Late Monday, Ripple released a statement that the Securities and Exchange Commission would file a lawsuit against the fintech for the sale of certain unregistered securities. This is regarded as a violation of the investor protection law. The SEC could claim that the sale of Ripple’s XRP to patrons was an infringement and the case would be filed in the federal civil court.
Ripple’s blockchain-based currency XRP is known to be a valid legal tender, but has now become controversial. It is the third largest cryptocurrency across the globe. The company claims that its competitors such as Ethereum and Bitcoin are being controlled by the Chinese.
The claim circles around the dilemma regarding the status of such currencies. Are these types of cryptocurrencies investment contracts or are they currencies? If former, then they need to be under the regulation of the federal government; if latter, then there may be several rules regarding the disclosures of financial matters to investors may not apply to them.
Brad Garlinghouse, CEO, tweeted that exiting the SEC chairman Jay Clayton was “picking winners and trying to limit US innovation in the crypto industry” with his support for Ethereum and Bitcoin.

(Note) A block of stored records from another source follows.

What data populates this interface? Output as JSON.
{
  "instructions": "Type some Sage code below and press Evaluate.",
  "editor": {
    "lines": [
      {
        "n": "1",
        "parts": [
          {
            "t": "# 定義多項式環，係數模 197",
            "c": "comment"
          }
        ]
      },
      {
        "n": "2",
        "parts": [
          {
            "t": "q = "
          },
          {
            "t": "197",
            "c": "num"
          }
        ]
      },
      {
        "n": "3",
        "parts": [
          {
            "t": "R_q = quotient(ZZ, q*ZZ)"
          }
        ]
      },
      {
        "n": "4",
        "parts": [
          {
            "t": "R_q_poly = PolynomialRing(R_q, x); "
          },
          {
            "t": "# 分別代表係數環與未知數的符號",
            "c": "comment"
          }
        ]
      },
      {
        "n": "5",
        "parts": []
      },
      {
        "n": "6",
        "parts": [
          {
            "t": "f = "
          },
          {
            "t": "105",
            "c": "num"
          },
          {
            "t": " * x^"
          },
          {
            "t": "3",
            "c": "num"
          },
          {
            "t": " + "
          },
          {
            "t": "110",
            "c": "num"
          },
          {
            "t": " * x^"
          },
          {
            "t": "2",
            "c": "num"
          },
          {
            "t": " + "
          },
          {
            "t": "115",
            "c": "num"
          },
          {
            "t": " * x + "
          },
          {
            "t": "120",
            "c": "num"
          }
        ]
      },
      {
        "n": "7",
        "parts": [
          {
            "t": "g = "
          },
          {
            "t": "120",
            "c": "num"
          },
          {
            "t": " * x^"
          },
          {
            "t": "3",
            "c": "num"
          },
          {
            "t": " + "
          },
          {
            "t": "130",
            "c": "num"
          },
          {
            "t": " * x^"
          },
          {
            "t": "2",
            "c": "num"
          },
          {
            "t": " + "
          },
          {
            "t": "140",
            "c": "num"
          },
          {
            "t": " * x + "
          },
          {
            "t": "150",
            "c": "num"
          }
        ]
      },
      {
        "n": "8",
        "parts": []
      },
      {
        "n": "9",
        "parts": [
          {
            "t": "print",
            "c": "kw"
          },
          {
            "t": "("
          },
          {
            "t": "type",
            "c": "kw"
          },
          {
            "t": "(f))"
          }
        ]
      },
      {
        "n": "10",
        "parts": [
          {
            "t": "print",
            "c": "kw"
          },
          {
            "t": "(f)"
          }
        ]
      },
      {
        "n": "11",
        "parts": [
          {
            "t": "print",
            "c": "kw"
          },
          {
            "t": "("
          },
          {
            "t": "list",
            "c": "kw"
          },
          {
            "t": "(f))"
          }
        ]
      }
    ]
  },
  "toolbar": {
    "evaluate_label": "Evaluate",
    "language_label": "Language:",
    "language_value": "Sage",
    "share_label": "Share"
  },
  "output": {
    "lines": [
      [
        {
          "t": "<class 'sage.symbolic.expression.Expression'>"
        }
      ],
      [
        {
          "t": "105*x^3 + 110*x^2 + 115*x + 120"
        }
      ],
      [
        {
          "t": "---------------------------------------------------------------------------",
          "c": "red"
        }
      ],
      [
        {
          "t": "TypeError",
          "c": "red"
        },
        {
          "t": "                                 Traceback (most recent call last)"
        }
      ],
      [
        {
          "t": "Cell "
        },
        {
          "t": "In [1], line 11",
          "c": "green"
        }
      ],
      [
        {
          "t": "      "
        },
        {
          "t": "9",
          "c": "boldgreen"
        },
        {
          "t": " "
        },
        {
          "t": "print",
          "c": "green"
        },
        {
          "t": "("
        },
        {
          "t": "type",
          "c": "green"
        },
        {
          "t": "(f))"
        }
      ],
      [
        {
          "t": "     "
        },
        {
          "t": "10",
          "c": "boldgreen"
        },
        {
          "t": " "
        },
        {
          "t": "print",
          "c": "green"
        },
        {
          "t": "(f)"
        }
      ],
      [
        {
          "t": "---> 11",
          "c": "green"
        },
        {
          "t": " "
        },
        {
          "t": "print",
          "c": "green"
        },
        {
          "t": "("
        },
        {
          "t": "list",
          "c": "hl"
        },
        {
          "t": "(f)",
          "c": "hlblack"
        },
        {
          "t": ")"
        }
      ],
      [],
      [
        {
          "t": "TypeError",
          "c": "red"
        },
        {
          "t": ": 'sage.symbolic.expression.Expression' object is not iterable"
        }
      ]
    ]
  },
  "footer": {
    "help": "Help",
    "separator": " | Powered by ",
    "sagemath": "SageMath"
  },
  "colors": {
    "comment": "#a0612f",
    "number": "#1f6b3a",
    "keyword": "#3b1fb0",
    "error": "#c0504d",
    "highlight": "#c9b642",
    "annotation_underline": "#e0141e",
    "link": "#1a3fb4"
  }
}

“The SEC – out of step with other G20 countries & the rest of the US govt – should not be able to cherry-pick what innovation looks like (especially when their decision directly benefits China). Make no mistake, we are ready to fight and win – this battle is just beginning,” he added.
Shares of cryptocurrencies dipped on the news of the SEC’s lawsuit against Ripple.